Kendall Marshall (non-guaranteed, $2,048,257)

Current PG situation
The Sixers' biggest hole is at the point guard spot. Brett Brown has deemed this position the most important on the court, yet it has been the most changing. 

Last season, the Sixers did not establish a consistent starting point guard until they re-acquired Ish Smith in December. Smith wasn't brought in as the long-term point guard of the future, though. He is an unrestricted free agent again this summer and should receive interest from other teams after a solid season stepping into the starting role. 

There are several young point guards on the market, but the Sixers would benefit the most from bringing in someone with veteran experience to be a leader on the court. While incoming rookie Ben Simmons can play point-forward, the team plans to start him off at the four spot and let him learn the NBA first before assigning him ball-handling duties. With that in mind, a good free-agent fit would be able to play off the ball when Simmons does run the floor. 

Of the current players, McConnell has developed into a backup option after emerging as the sleeper of last season's team. The Sixers would be getting a bargain with his contract value (see below). The sparingly-utilized Marshall has a non-guaranteed deal at just over $2 million for next season and the team could get more return spending that money elsewhere. 

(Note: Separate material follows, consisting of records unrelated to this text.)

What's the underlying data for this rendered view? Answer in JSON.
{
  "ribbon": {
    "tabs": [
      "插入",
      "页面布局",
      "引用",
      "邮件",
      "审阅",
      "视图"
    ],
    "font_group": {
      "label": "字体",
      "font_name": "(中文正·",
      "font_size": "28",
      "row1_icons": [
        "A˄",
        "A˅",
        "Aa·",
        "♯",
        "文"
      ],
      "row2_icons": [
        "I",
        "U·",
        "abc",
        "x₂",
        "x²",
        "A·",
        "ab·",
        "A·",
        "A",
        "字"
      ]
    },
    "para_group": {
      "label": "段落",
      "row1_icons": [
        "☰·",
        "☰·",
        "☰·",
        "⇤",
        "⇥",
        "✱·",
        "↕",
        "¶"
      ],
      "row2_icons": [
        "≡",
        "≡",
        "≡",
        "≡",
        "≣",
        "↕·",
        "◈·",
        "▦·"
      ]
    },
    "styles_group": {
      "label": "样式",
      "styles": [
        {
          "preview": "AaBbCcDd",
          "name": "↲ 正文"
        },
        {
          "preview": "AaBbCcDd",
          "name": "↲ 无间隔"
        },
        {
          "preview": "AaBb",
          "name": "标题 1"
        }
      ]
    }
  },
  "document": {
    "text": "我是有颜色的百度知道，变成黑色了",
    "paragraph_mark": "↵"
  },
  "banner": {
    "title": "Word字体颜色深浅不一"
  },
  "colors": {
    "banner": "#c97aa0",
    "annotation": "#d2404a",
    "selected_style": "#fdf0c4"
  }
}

Reach free agent
Mike Conley (unrestricted)

Even in spite of his injuries, Conley is the best point guard available in free agency. He averaged 15.3 points, 6.1 assists, 2.9 rebounds and 1.5 turnovers for the Grizzlies last season. Conley has a high basketball IQ and is playoff-tested. He will garner big money on the market, and the Sixers are not necessarily looking to break the bank this summer to fill the role. Conley could stay with the Grizzlies, who put together a Justin Timberlake-led video to express their interest in keeping him. He will turn 29 in October. 

Possible fits
Matthew Dellavedova (restricted, $1,434,095 qualifying offer)
Could there be another Australian on the Sixers next season? Brown, who coached there, is a fan of Dellavedova's game. Dellavedova, 25, averaged 7.5 points, 4.4 assists and 2.1 rebounds for the championship-winning Cavaliers. Dellavedova could have double value to the Sixers: he could run the floor and give Simmons a sense of familiarity being from Australia. 

Jeremy Lin (unrestricted)
Lin was a backup for the Hornets last season and could earn a paycheck this summer as a starter. He would like to find a long-term team, which may not fit into the Sixers' plans for the future. Lin, though, does have six years of experience and averaged 11.7 points, 3.0 assists and 3.2 rebounds mostly off the bench for the Hornets. 

Greivis Vasquez (unrestricted)
Vasquez's sixth season was cut short after only 23 games because of foot surgery last December. Coming off of injury, could he be available at a discount? When healthy, he is a high-energy ball handler. Vasquez averaged 5.7 points, 4.0 assists and 2.0 rebounds per game last season.